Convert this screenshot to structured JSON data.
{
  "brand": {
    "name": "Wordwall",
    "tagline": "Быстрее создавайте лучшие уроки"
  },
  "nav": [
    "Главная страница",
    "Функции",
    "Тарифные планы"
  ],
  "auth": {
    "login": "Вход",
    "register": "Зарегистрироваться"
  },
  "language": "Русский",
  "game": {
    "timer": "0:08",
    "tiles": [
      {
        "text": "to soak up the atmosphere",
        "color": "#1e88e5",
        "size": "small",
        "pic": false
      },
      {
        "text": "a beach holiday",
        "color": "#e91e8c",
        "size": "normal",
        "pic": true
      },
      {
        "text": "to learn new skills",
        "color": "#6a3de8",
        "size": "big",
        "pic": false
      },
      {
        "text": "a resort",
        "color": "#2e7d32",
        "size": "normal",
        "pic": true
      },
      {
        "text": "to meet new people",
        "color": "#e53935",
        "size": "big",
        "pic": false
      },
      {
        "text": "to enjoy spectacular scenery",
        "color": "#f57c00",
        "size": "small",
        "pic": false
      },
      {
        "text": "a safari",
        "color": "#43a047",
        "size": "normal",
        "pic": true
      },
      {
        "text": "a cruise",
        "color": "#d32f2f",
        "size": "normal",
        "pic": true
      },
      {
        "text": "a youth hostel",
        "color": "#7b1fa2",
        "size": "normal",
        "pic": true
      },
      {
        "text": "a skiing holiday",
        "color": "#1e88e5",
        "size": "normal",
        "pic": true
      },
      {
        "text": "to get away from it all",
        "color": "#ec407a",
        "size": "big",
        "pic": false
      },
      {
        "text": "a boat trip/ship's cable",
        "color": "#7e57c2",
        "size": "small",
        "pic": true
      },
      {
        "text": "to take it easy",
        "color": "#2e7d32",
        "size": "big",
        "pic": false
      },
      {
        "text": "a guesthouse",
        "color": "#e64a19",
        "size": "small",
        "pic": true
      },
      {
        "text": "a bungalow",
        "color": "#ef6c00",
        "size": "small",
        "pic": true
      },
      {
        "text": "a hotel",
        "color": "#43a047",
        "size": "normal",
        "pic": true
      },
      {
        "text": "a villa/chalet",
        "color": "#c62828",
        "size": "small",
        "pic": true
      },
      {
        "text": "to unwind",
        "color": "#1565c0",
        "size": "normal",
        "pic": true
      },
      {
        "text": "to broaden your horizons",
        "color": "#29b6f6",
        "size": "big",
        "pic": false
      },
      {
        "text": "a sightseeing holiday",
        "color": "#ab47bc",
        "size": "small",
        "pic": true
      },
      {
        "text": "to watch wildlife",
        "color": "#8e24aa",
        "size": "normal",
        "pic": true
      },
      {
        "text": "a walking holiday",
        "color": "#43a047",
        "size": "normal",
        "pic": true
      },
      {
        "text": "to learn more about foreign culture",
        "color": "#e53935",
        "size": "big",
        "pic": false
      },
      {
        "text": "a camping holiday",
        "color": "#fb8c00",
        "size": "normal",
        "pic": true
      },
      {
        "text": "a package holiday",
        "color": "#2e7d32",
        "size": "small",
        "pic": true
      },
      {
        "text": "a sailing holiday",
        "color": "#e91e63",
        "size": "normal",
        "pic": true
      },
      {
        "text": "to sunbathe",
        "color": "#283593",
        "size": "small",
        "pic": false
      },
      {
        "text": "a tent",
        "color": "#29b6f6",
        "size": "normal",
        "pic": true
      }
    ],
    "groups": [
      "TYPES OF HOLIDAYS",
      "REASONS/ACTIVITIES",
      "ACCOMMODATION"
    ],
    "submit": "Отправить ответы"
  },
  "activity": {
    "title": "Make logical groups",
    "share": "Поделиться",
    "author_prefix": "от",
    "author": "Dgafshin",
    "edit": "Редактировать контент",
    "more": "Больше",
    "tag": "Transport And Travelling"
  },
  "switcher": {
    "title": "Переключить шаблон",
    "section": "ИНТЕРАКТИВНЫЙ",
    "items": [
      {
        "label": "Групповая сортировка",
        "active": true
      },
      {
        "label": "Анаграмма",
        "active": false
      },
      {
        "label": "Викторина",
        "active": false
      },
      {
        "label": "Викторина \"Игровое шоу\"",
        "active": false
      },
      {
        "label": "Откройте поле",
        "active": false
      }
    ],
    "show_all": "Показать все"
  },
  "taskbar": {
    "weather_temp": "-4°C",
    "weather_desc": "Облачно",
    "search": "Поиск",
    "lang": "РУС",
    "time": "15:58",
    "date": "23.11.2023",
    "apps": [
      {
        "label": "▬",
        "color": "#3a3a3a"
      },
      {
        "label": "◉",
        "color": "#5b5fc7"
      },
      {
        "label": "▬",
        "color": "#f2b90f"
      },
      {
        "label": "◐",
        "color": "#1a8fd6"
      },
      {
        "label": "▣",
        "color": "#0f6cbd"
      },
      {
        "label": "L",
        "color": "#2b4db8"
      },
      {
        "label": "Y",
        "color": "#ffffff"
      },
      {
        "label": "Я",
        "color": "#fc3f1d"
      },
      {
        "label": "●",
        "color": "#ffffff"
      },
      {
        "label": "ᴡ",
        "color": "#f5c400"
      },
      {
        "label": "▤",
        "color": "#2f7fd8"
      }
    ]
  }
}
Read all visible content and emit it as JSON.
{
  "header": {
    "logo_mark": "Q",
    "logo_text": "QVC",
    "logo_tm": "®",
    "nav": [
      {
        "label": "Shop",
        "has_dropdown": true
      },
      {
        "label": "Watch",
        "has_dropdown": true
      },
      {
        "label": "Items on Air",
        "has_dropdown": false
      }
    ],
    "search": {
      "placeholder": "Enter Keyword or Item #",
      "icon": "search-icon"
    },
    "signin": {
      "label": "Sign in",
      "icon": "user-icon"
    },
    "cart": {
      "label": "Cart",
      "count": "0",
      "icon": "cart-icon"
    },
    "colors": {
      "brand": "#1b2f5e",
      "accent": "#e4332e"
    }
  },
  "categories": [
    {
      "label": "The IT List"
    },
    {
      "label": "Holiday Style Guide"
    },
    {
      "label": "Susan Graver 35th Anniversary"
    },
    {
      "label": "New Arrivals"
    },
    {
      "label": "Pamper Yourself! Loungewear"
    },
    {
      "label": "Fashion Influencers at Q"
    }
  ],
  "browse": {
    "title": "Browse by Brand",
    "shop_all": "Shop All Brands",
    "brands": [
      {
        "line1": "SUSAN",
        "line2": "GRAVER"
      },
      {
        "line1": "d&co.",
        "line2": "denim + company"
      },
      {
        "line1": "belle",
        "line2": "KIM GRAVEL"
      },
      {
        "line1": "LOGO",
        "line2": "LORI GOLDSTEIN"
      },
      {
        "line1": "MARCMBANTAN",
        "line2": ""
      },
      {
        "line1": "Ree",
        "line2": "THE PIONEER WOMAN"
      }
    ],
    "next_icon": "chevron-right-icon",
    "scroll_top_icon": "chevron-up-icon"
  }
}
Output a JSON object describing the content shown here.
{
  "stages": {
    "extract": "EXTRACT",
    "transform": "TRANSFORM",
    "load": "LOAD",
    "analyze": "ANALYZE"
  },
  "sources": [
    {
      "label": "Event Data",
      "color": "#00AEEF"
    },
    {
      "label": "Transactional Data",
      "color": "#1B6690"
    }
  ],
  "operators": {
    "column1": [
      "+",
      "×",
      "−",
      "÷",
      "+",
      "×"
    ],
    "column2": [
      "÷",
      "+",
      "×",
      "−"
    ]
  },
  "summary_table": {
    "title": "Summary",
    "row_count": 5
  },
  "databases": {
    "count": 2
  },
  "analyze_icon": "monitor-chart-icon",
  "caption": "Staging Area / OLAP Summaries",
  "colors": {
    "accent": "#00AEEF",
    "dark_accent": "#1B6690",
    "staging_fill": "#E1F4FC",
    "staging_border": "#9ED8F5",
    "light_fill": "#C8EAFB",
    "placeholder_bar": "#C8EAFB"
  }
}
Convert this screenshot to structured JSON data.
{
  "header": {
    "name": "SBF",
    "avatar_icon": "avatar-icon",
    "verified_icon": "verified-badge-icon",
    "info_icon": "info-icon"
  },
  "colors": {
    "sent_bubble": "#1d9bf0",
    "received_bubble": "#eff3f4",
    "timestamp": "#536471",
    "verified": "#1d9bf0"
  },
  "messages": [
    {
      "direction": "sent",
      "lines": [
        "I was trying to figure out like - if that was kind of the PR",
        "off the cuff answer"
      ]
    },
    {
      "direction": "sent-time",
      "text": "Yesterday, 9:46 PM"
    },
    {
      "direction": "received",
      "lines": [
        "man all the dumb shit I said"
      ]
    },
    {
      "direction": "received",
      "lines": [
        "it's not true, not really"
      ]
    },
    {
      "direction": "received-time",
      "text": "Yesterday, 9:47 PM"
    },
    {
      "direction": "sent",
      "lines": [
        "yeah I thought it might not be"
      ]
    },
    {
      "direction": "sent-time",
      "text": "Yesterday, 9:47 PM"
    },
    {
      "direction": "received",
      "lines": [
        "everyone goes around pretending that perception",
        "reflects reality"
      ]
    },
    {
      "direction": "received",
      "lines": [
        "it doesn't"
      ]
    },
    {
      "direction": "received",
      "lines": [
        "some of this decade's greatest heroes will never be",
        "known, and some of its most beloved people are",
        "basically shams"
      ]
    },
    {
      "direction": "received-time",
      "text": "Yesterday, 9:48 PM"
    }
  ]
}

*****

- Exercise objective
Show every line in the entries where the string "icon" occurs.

- Result below
      "icon": "search-icon"
      "icon": "user-icon"
      "icon": "cart-icon"
    "next_icon": "chevron-right-icon",
    "scroll_top_icon": "chevron-up-icon"
  "analyze_icon": "monitor-chart-icon",
    "avatar_icon": "avatar-icon",
    "verified_icon": "verified-badge-icon",
    "info_icon": "info-icon"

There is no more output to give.